[Data records for software interfaces]
[Start of Attachment]

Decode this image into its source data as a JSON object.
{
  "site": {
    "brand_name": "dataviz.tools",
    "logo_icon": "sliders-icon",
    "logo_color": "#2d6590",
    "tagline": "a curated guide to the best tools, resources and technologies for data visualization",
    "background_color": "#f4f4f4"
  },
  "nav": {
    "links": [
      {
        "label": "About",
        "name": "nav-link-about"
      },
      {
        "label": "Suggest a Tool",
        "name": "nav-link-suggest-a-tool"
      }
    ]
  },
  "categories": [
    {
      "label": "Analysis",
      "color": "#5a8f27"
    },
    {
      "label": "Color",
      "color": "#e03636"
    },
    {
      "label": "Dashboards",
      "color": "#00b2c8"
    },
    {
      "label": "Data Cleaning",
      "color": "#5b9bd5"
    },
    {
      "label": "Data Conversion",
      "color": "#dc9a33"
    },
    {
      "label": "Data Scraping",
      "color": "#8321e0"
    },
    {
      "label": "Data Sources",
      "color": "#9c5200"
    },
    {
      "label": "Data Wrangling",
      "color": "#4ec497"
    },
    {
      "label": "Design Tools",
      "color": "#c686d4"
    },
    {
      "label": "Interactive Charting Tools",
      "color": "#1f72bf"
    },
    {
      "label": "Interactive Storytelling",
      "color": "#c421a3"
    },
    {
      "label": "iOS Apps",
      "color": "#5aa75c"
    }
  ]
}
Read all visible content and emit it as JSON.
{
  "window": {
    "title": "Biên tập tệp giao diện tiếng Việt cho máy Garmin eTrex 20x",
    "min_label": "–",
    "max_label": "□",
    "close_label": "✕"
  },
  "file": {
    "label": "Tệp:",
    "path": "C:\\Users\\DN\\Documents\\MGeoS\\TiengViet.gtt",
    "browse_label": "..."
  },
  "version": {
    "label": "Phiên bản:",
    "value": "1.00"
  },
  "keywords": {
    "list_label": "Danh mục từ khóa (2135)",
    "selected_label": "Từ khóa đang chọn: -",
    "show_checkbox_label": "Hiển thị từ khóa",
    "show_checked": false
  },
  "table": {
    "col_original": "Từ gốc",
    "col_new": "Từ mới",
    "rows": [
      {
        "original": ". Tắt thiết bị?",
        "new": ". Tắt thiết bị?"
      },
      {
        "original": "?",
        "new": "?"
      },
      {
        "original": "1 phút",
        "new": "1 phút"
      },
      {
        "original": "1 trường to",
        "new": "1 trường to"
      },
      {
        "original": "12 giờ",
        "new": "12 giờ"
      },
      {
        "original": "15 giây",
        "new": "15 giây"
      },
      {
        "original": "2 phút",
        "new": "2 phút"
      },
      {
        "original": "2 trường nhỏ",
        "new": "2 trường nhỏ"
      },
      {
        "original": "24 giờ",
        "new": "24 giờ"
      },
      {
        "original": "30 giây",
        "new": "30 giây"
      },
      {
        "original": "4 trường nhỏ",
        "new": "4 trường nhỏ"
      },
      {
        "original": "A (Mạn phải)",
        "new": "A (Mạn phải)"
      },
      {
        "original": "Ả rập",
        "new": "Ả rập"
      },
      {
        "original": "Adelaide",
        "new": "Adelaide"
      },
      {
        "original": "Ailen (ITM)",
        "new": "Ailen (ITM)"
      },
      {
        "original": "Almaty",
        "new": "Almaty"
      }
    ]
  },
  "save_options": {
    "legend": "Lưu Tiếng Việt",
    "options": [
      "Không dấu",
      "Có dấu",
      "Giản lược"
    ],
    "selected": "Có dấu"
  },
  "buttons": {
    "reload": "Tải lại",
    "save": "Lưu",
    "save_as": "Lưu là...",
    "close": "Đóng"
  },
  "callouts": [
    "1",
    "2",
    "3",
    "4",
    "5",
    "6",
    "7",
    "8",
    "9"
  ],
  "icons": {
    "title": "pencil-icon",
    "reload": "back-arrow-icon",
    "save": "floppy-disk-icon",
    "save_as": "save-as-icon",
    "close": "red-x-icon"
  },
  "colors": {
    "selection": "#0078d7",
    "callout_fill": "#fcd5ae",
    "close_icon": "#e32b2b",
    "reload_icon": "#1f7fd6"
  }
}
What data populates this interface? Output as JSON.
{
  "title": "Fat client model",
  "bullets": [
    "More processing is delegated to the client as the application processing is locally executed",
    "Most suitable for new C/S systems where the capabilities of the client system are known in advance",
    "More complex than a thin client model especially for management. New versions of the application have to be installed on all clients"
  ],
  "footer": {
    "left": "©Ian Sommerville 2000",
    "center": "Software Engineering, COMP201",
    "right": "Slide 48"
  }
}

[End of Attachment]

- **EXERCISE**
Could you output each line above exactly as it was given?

- **ANSWER AREA**
Decode this image into its source data as a JSON object.
{
  "site": {
    "brand_name": "dataviz.tools",
    "logo_icon": "sliders-icon",
    "logo_color": "#2d6590",
    "tagline": "a curated guide to the best tools, resources and technologies for data visualization",
    "background_color": "#f4f4f4"
  },
  "nav": {
    "links": [
      {
        "label": "About",
        "name": "nav-link-about"
      },
      {
        "label": "Suggest a Tool",
        "name": "nav-link-suggest-a-tool"
      }
    ]
  },
  "categories": [
    {
      "label": "Analysis",
      "color": "#5a8f27"
    },
    {
      "label": "Color",
      "color": "#e03636"
    },
    {
      "label": "Dashboards",
      "color": "#00b2c8"
    },
    {
      "label": "Data Cleaning",
      "color": "#5b9bd5"
    },
    {
      "label": "Data Conversion",
      "color": "#dc9a33"
    },
    {
      "label": "Data Scraping",
      "color": "#8321e0"
    },
    {
      "label": "Data Sources",
      "color": "#9c5200"
    },
    {
      "label": "Data Wrangling",
      "color": "#4ec497"
    },
    {
      "label": "Design Tools",
      "color": "#c686d4"
    },
    {
      "label": "Interactive Charting Tools",
      "color": "#1f72bf"
    },
    {
      "label": "Interactive Storytelling",
      "color": "#c421a3"
    },
    {
      "label": "iOS Apps",
      "color": "#5aa75c"
    }
  ]
}
Read all visible content and emit it as JSON.
{
  "window": {
    "title": "Biên tập tệp giao diện tiếng Việt cho máy Garmin eTrex 20x",
    "min_label": "–",
    "max_label": "□",
    "close_label": "✕"
  },
  "file": {
    "label": "Tệp:",
    "path": "C:\\Users\\DN\\Documents\\MGeoS\\TiengViet.gtt",
    "browse_label": "..."
  },
  "version": {
    "label": "Phiên bản:",
    "value": "1.00"
  },
  "keywords": {
    "list_label": "Danh mục từ khóa (2135)",
    "selected_label": "Từ khóa đang chọn: -",
    "show_checkbox_label": "Hiển thị từ khóa",
    "show_checked": false
  },
  "table": {
    "col_original": "Từ gốc",
    "col_new": "Từ mới",
    "rows": [
      {
        "original": ". Tắt thiết bị?",
        "new": ". Tắt thiết bị?"
      },
      {
        "original": "?",
        "new": "?"
      },
      {
        "original": "1 phút",
        "new": "1 phút"
      },
      {
        "original": "1 trường to",
        "new": "1 trường to"
      },
      {
        "original": "12 giờ",
        "new": "12 giờ"
      },
      {
        "original": "15 giây",
        "new": "15 giây"
      },
      {
        "original": "2 phút",
        "new": "2 phút"
      },
      {
        "original": "2 trường nhỏ",
        "new": "2 trường nhỏ"
      },
      {
        "original": "24 giờ",
        "new": "24 giờ"
      },
      {
        "original": "30 giây",
        "new": "30 giây"
      },
      {
        "original": "4 trường nhỏ",
        "new": "4 trường nhỏ"
      },
      {
        "original": "A (Mạn phải)",
        "new": "A (Mạn phải)"
      },
      {
        "original": "Ả rập",
        "new": "Ả rập"
      },
      {
        "original": "Adelaide",
        "new": "Adelaide"
      },
      {
        "original": "Ailen (ITM)",
        "new": "Ailen (ITM)"
      },
      {
        "original": "Almaty",
        "new": "Almaty"
      }
    ]
  },
  "save_options": {
    "legend": "Lưu Tiếng Việt",
    "options": [
      "Không dấu",
      "Có dấu",
      "Giản lược"
    ],
    "selected": "Có dấu"
  },
  "buttons": {
    "reload": "Tải lại",
    "save": "Lưu",
    "save_as": "Lưu là...",
    "close": "Đóng"
  },
  "callouts": [
    "1",
    "2",
    "3",
    "4",
    "5",
    "6",
    "7",
    "8",
    "9"
  ],
  "icons": {
    "title": "pencil-icon",
    "reload": "back-arrow-icon",
    "save": "floppy-disk-icon",
    "save_as": "save-as-icon",
    "close": "red-x-icon"
  },
  "colors": {
    "selection": "#0078d7",
    "callout_fill": "#fcd5ae",
    "close_icon": "#e32b2b",
    "reload_icon": "#1f7fd6"
  }
}
What data populates this interface? Output as JSON.
{
  "title": "Fat client model",
  "bullets": [
    "More processing is delegated to the client as the application processing is locally executed",
    "Most suitable for new C/S systems where the capabilities of the client system are known in advance",
    "More complex than a thin client model especially for management. New versions of the application have to be installed on all clients"
  ],
  "footer": {
    "left": "©Ian Sommerville 2000",
    "center": "Software Engineering, COMP201",
    "right": "Slide 48"
  }
}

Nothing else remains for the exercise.